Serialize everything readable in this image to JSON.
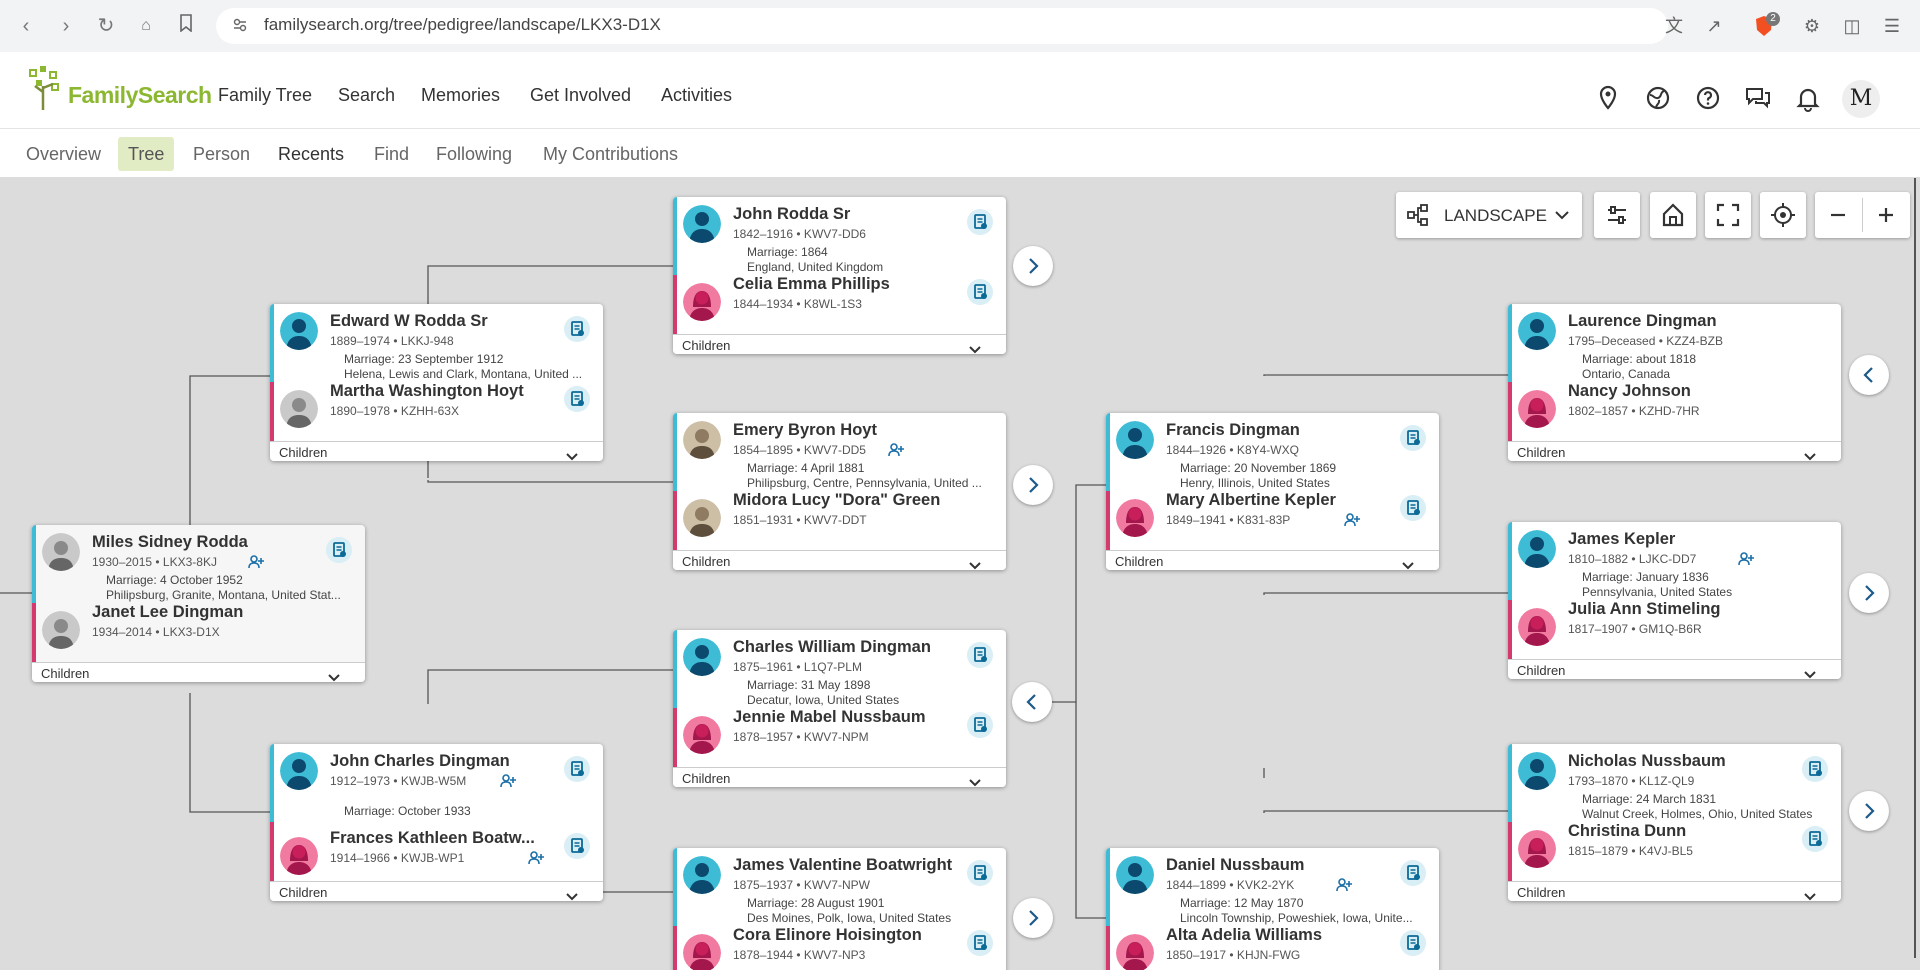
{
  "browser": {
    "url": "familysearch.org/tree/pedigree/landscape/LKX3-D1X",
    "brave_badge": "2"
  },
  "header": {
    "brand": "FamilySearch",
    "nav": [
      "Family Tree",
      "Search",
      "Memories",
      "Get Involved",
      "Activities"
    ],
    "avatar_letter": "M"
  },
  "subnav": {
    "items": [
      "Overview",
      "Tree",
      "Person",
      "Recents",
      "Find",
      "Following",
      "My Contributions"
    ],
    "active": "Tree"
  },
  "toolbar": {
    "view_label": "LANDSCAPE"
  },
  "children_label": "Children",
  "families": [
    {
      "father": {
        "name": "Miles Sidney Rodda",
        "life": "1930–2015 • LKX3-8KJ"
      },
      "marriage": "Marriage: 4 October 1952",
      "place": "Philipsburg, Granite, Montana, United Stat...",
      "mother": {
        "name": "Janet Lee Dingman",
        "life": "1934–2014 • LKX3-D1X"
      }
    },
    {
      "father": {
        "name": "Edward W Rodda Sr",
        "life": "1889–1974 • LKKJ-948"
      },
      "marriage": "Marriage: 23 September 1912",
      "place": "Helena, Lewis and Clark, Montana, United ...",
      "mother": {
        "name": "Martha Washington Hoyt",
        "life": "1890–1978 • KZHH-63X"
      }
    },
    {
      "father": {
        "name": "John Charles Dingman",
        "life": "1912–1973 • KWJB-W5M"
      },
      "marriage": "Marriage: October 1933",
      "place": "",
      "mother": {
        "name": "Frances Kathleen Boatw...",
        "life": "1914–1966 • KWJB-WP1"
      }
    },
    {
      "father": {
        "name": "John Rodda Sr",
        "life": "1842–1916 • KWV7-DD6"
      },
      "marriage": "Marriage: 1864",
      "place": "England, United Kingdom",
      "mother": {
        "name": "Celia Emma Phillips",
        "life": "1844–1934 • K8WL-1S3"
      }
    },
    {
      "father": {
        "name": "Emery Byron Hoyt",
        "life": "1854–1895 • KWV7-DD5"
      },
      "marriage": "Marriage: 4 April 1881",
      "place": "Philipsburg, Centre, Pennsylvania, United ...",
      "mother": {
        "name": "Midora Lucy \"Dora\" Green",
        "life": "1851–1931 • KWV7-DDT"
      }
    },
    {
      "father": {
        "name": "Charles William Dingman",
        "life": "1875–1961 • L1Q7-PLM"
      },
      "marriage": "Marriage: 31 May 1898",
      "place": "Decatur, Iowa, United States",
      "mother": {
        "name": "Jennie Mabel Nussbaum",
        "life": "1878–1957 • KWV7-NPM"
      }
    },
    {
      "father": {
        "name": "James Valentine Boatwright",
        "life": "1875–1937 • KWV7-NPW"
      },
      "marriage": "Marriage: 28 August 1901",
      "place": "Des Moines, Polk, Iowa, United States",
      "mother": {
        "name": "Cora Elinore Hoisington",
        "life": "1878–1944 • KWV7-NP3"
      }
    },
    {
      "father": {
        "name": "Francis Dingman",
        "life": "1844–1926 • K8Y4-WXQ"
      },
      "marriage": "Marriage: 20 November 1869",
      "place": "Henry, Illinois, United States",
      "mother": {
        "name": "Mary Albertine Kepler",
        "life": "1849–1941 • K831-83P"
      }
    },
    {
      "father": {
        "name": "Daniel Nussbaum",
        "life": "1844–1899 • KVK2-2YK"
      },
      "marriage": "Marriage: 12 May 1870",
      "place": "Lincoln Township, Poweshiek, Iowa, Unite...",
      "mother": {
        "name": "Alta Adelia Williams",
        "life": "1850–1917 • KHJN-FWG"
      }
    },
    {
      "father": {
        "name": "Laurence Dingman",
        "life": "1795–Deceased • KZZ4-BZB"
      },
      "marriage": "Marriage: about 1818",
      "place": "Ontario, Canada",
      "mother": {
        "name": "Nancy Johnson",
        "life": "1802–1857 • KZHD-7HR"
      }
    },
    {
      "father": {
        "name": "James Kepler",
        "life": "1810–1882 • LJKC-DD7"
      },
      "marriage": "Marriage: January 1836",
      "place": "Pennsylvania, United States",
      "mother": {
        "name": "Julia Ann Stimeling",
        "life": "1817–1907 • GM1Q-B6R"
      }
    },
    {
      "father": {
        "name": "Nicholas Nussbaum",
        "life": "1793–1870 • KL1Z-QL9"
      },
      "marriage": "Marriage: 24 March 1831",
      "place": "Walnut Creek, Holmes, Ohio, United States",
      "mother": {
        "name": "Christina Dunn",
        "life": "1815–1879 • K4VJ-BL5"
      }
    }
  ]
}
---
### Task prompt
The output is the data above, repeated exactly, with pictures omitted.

### Output below
Serialize everything readable in this image to JSON.
{
  "browser": {
    "url": "familysearch.org/tree/pedigree/landscape/LKX3-D1X",
    "brave_badge": "2"
  },
  "header": {
    "brand": "FamilySearch",
    "nav": [
      "Family Tree",
      "Search",
      "Memories",
      "Get Involved",
      "Activities"
    ],
    "avatar_letter": "M"
  },
  "subnav": {
    "items": [
      "Overview",
      "Tree",
      "Person",
      "Recents",
      "Find",
      "Following",
      "My Contributions"
    ],
    "active": "Tree"
  },
  "toolbar": {
    "view_label": "LANDSCAPE"
  },
  "children_label": "Children",
  "families": [
    {
      "father": {
        "name": "Miles Sidney Rodda",
        "life": "1930–2015 • LKX3-8KJ"
      },
      "marriage": "Marriage: 4 October 1952",
      "place": "Philipsburg, Granite, Montana, United Stat...",
      "mother": {
        "name": "Janet Lee Dingman",
        "life": "1934–2014 • LKX3-D1X"
      }
    },
    {
      "father": {
        "name": "Edward W Rodda Sr",
        "life": "1889–1974 • LKKJ-948"
      },
      "marriage": "Marriage: 23 September 1912",
      "place": "Helena, Lewis and Clark, Montana, United ...",
      "mother": {
        "name": "Martha Washington Hoyt",
        "life": "1890–1978 • KZHH-63X"
      }
    },
    {
      "father": {
        "name": "John Charles Dingman",
        "life": "1912–1973 • KWJB-W5M"
      },
      "marriage": "Marriage: October 1933",
      "place": "",
      "mother": {
        "name": "Frances Kathleen Boatw...",
        "life": "1914–1966 • KWJB-WP1"
      }
    },
    {
      "father": {
        "name": "John Rodda Sr",
        "life": "1842–1916 • KWV7-DD6"
      },
      "marriage": "Marriage: 1864",
      "place": "England, United Kingdom",
      "mother": {
        "name": "Celia Emma Phillips",
        "life": "1844–1934 • K8WL-1S3"
      }
    },
    {
      "father": {
        "name": "Emery Byron Hoyt",
        "life": "1854–1895 • KWV7-DD5"
      },
      "marriage": "Marriage: 4 April 1881",
      "place": "Philipsburg, Centre, Pennsylvania, United ...",
      "mother": {
        "name": "Midora Lucy \"Dora\" Green",
        "life": "1851–1931 • KWV7-DDT"
      }
    },
    {
      "father": {
        "name": "Charles William Dingman",
        "life": "1875–1961 • L1Q7-PLM"
      },
      "marriage": "Marriage: 31 May 1898",
      "place": "Decatur, Iowa, United States",
      "mother": {
        "name": "Jennie Mabel Nussbaum",
        "life": "1878–1957 • KWV7-NPM"
      }
    },
    {
      "father": {
        "name": "James Valentine Boatwright",
        "life": "1875–1937 • KWV7-NPW"
      },
      "marriage": "Marriage: 28 August 1901",
      "place": "Des Moines, Polk, Iowa, United States",
      "mother": {
        "name": "Cora Elinore Hoisington",
        "life": "1878–1944 • KWV7-NP3"
      }
    },
    {
      "father": {
        "name": "Francis Dingman",
        "life": "1844–1926 • K8Y4-WXQ"
      },
      "marriage": "Marriage: 20 November 1869",
      "place": "Henry, Illinois, United States",
      "mother": {
        "name": "Mary Albertine Kepler",
        "life": "1849–1941 • K831-83P"
      }
    },
    {
      "father": {
        "name": "Daniel Nussbaum",
        "life": "1844–1899 • KVK2-2YK"
      },
      "marriage": "Marriage: 12 May 1870",
      "place": "Lincoln Township, Poweshiek, Iowa, Unite...",
      "mother": {
        "name": "Alta Adelia Williams",
        "life": "1850–1917 • KHJN-FWG"
      }
    },
    {
      "father": {
        "name": "Laurence Dingman",
        "life": "1795–Deceased • KZZ4-BZB"
      },
      "marriage": "Marriage: about 1818",
      "place": "Ontario, Canada",
      "mother": {
        "name": "Nancy Johnson",
        "life": "1802–1857 • KZHD-7HR"
      }
    },
    {
      "father": {
        "name": "James Kepler",
        "life": "1810–1882 • LJKC-DD7"
      },
      "marriage": "Marriage: January 1836",
      "place": "Pennsylvania, United States",
      "mother": {
        "name": "Julia Ann Stimeling",
        "life": "1817–1907 • GM1Q-B6R"
      }
    },
    {
      "father": {
        "name": "Nicholas Nussbaum",
        "life": "1793–1870 • KL1Z-QL9"
      },
      "marriage": "Marriage: 24 March 1831",
      "place": "Walnut Creek, Holmes, Ohio, United States",
      "mother": {
        "name": "Christina Dunn",
        "life": "1815–1879 • K4VJ-BL5"
      }
    }
  ]
}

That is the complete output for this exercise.